> **The data**
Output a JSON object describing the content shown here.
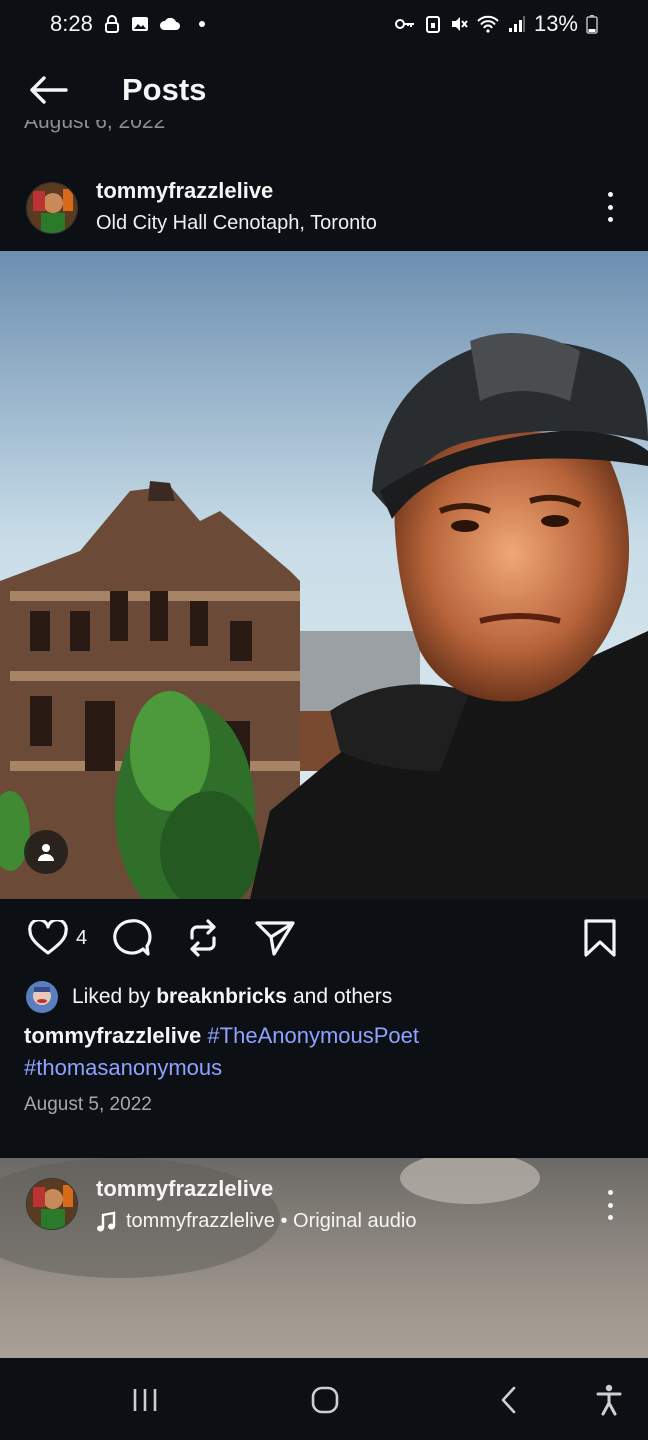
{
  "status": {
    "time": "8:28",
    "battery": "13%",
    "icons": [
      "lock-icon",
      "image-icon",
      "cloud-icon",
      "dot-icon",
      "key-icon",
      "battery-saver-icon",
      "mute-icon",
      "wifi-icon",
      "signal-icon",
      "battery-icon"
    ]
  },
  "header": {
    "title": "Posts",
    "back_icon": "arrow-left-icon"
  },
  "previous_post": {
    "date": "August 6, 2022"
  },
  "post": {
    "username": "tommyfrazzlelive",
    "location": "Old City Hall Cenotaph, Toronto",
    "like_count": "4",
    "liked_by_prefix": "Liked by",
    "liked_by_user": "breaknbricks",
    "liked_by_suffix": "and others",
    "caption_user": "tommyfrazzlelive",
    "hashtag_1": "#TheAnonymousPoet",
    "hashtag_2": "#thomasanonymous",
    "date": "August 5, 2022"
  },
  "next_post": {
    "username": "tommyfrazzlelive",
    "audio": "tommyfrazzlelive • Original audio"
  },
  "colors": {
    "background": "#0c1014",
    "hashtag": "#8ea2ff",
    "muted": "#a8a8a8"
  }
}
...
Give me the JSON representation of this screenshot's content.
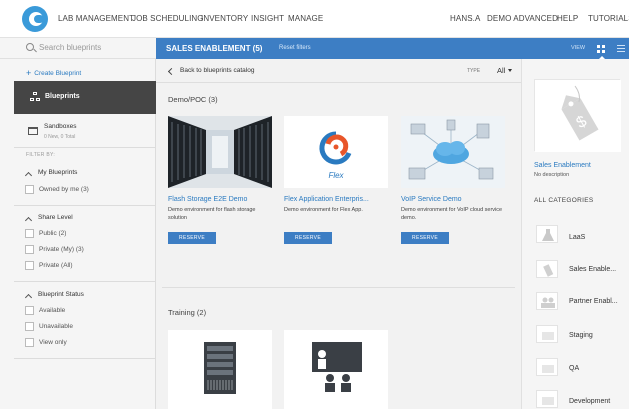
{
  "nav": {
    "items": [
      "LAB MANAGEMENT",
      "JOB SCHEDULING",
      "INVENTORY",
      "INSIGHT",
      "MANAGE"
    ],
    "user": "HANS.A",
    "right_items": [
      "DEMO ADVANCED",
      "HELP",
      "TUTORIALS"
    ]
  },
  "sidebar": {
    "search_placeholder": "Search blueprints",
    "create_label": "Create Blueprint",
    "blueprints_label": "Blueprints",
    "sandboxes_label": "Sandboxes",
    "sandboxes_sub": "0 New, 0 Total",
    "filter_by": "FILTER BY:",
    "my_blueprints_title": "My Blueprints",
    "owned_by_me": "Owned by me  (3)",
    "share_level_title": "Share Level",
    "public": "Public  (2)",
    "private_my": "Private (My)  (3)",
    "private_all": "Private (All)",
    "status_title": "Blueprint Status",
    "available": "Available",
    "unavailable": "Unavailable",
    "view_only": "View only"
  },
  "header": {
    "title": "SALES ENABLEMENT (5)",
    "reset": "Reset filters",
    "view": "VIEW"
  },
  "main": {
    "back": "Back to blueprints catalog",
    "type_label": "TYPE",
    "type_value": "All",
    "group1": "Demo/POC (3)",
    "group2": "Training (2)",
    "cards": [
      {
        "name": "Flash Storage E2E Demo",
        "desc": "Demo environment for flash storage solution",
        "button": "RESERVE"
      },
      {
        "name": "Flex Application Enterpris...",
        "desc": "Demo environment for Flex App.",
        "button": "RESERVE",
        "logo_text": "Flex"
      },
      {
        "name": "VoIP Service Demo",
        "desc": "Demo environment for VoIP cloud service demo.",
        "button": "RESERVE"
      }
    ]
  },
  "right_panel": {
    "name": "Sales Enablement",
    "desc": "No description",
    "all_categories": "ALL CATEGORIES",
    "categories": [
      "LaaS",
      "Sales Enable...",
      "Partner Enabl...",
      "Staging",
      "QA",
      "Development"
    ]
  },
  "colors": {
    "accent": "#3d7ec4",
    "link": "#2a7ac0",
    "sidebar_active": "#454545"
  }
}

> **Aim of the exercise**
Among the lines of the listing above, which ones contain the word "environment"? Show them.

> **The completed task**
        "desc": "Demo environment for flash storage solution",
        "desc": "Demo environment for Flex App.",
        "desc": "Demo environment for VoIP cloud service demo.",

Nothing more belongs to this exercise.